* _Provided data_
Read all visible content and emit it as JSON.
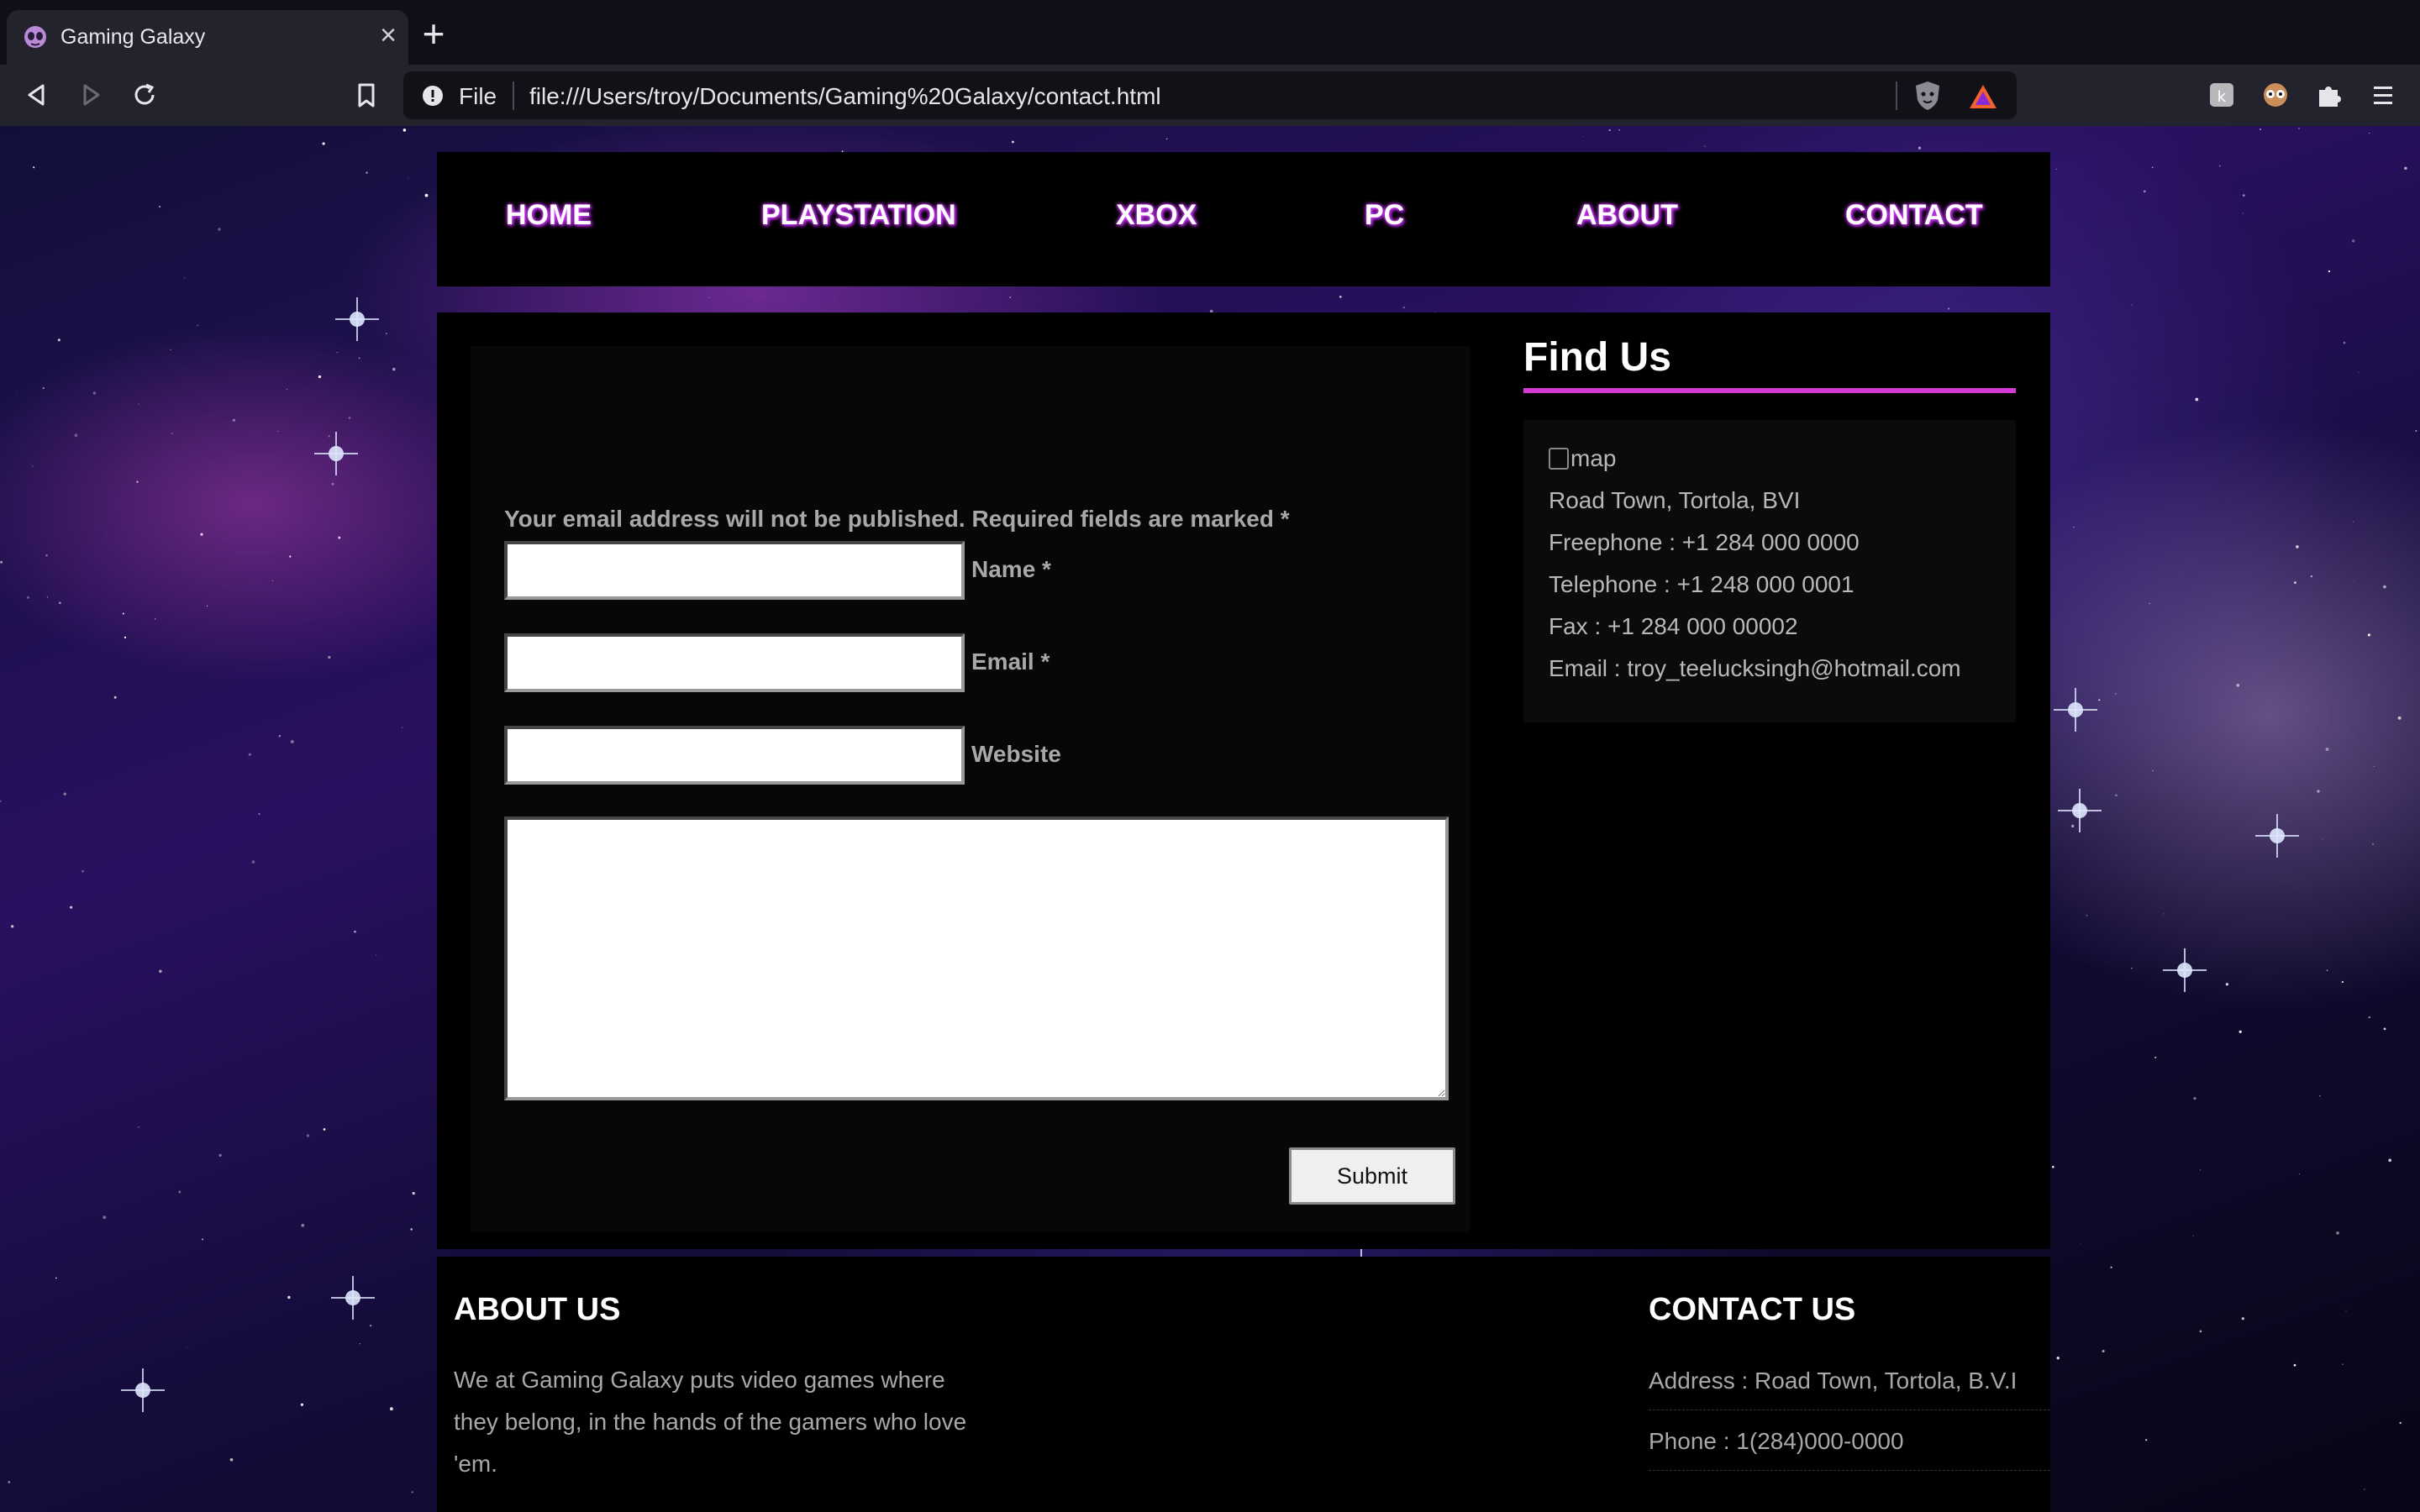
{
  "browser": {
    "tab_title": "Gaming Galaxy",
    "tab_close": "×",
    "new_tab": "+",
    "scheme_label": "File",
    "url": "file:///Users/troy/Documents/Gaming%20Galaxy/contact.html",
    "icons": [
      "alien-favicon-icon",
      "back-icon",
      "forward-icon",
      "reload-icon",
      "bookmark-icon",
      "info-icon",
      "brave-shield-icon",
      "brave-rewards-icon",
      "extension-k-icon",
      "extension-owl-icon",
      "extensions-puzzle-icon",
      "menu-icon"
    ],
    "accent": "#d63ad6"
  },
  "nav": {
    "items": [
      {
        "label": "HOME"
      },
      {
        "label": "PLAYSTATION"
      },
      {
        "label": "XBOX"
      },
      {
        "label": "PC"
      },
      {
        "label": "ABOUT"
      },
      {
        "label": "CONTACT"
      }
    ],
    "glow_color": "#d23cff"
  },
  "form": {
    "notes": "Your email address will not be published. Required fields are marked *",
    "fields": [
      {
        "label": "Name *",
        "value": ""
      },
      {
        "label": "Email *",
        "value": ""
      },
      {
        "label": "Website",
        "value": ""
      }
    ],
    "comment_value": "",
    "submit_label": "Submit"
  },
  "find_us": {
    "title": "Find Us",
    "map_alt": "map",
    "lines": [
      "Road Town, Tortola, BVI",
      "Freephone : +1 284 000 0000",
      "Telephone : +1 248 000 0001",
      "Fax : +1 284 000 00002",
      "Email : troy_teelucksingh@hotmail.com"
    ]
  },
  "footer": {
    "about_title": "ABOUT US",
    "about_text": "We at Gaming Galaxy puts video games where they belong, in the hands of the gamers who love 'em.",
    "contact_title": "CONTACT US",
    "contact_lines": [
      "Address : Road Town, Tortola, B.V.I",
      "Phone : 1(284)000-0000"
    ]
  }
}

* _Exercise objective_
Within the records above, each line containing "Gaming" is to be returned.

* _Your response_
    "tab_title": "Gaming Galaxy",
    "url": "file:///Users/troy/Documents/Gaming%20Galaxy/contact.html",
    "about_text": "We at Gaming Galaxy puts video games where they belong, in the hands of the gamers who love 'em.",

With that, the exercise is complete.